YOUR OBJECTIVE »
Copy the data exactly. Leave nothing out.

RECORDED DATA »
§ §
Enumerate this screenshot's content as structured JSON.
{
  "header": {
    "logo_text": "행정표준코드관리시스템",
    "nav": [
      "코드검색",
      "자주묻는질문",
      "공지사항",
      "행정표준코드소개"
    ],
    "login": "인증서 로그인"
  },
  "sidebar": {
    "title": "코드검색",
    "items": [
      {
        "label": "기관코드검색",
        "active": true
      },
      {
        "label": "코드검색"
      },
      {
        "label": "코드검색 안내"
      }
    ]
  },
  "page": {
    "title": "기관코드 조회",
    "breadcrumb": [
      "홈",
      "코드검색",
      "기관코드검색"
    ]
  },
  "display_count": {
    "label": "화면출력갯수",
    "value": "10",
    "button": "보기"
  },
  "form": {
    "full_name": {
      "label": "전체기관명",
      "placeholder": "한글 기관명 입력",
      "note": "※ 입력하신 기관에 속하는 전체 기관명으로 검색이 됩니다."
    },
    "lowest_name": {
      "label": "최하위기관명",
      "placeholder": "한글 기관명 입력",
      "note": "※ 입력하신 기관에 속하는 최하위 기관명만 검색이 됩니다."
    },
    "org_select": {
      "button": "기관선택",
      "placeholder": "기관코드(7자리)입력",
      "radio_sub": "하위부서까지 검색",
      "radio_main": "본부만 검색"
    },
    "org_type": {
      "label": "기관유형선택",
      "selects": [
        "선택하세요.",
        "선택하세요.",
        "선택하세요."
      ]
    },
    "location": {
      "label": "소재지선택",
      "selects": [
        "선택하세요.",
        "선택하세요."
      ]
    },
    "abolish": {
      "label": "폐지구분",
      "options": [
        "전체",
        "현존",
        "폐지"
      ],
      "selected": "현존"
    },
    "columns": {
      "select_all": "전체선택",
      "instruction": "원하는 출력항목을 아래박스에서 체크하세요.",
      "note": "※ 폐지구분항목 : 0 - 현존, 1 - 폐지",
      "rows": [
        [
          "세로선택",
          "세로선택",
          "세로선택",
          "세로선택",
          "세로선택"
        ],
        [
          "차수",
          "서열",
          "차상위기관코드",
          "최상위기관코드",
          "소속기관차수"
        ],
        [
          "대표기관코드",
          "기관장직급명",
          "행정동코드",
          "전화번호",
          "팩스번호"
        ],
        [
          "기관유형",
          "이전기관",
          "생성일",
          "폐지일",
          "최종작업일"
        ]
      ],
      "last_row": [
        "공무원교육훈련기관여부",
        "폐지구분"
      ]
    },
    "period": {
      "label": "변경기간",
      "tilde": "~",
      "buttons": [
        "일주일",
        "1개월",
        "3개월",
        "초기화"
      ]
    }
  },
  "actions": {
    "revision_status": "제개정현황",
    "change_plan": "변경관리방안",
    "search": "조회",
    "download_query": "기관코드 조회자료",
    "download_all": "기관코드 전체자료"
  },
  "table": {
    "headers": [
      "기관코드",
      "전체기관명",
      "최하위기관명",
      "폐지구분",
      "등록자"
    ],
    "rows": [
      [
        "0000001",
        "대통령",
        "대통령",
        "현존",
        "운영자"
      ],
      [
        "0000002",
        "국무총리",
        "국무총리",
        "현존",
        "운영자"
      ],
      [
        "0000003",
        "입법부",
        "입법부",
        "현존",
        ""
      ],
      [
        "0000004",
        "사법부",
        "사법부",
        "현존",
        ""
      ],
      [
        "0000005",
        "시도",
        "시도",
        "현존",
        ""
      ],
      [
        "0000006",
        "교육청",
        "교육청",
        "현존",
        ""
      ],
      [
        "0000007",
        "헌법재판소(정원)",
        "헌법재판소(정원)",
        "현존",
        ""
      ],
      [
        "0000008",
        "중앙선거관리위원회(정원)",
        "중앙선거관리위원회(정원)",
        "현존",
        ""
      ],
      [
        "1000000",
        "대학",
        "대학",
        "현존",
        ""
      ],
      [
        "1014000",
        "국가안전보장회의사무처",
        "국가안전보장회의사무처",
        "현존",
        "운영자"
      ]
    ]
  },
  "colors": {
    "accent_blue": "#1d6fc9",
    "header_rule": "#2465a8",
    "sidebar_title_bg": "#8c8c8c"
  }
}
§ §
ANSWER BOX »
Enumerate this screenshot's content as structured JSON.
{
  "header": {
    "logo_text": "행정표준코드관리시스템",
    "nav": [
      "코드검색",
      "자주묻는질문",
      "공지사항",
      "행정표준코드소개"
    ],
    "login": "인증서 로그인"
  },
  "sidebar": {
    "title": "코드검색",
    "items": [
      {
        "label": "기관코드검색",
        "active": true
      },
      {
        "label": "코드검색"
      },
      {
        "label": "코드검색 안내"
      }
    ]
  },
  "page": {
    "title": "기관코드 조회",
    "breadcrumb": [
      "홈",
      "코드검색",
      "기관코드검색"
    ]
  },
  "display_count": {
    "label": "화면출력갯수",
    "value": "10",
    "button": "보기"
  },
  "form": {
    "full_name": {
      "label": "전체기관명",
      "placeholder": "한글 기관명 입력",
      "note": "※ 입력하신 기관에 속하는 전체 기관명으로 검색이 됩니다."
    },
    "lowest_name": {
      "label": "최하위기관명",
      "placeholder": "한글 기관명 입력",
      "note": "※ 입력하신 기관에 속하는 최하위 기관명만 검색이 됩니다."
    },
    "org_select": {
      "button": "기관선택",
      "placeholder": "기관코드(7자리)입력",
      "radio_sub": "하위부서까지 검색",
      "radio_main": "본부만 검색"
    },
    "org_type": {
      "label": "기관유형선택",
      "selects": [
        "선택하세요.",
        "선택하세요.",
        "선택하세요."
      ]
    },
    "location": {
      "label": "소재지선택",
      "selects": [
        "선택하세요.",
        "선택하세요."
      ]
    },
    "abolish": {
      "label": "폐지구분",
      "options": [
        "전체",
        "현존",
        "폐지"
      ],
      "selected": "현존"
    },
    "columns": {
      "select_all": "전체선택",
      "instruction": "원하는 출력항목을 아래박스에서 체크하세요.",
      "note": "※ 폐지구분항목 : 0 - 현존, 1 - 폐지",
      "rows": [
        [
          "세로선택",
          "세로선택",
          "세로선택",
          "세로선택",
          "세로선택"
        ],
        [
          "차수",
          "서열",
          "차상위기관코드",
          "최상위기관코드",
          "소속기관차수"
        ],
        [
          "대표기관코드",
          "기관장직급명",
          "행정동코드",
          "전화번호",
          "팩스번호"
        ],
        [
          "기관유형",
          "이전기관",
          "생성일",
          "폐지일",
          "최종작업일"
        ]
      ],
      "last_row": [
        "공무원교육훈련기관여부",
        "폐지구분"
      ]
    },
    "period": {
      "label": "변경기간",
      "tilde": "~",
      "buttons": [
        "일주일",
        "1개월",
        "3개월",
        "초기화"
      ]
    }
  },
  "actions": {
    "revision_status": "제개정현황",
    "change_plan": "변경관리방안",
    "search": "조회",
    "download_query": "기관코드 조회자료",
    "download_all": "기관코드 전체자료"
  },
  "table": {
    "headers": [
      "기관코드",
      "전체기관명",
      "최하위기관명",
      "폐지구분",
      "등록자"
    ],
    "rows": [
      [
        "0000001",
        "대통령",
        "대통령",
        "현존",
        "운영자"
      ],
      [
        "0000002",
        "국무총리",
        "국무총리",
        "현존",
        "운영자"
      ],
      [
        "0000003",
        "입법부",
        "입법부",
        "현존",
        ""
      ],
      [
        "0000004",
        "사법부",
        "사법부",
        "현존",
        ""
      ],
      [
        "0000005",
        "시도",
        "시도",
        "현존",
        ""
      ],
      [
        "0000006",
        "교육청",
        "교육청",
        "현존",
        ""
      ],
      [
        "0000007",
        "헌법재판소(정원)",
        "헌법재판소(정원)",
        "현존",
        ""
      ],
      [
        "0000008",
        "중앙선거관리위원회(정원)",
        "중앙선거관리위원회(정원)",
        "현존",
        ""
      ],
      [
        "1000000",
        "대학",
        "대학",
        "현존",
        ""
      ],
      [
        "1014000",
        "국가안전보장회의사무처",
        "국가안전보장회의사무처",
        "현존",
        "운영자"
      ]
    ]
  },
  "colors": {
    "accent_blue": "#1d6fc9",
    "header_rule": "#2465a8",
    "sidebar_title_bg": "#8c8c8c"
  }
}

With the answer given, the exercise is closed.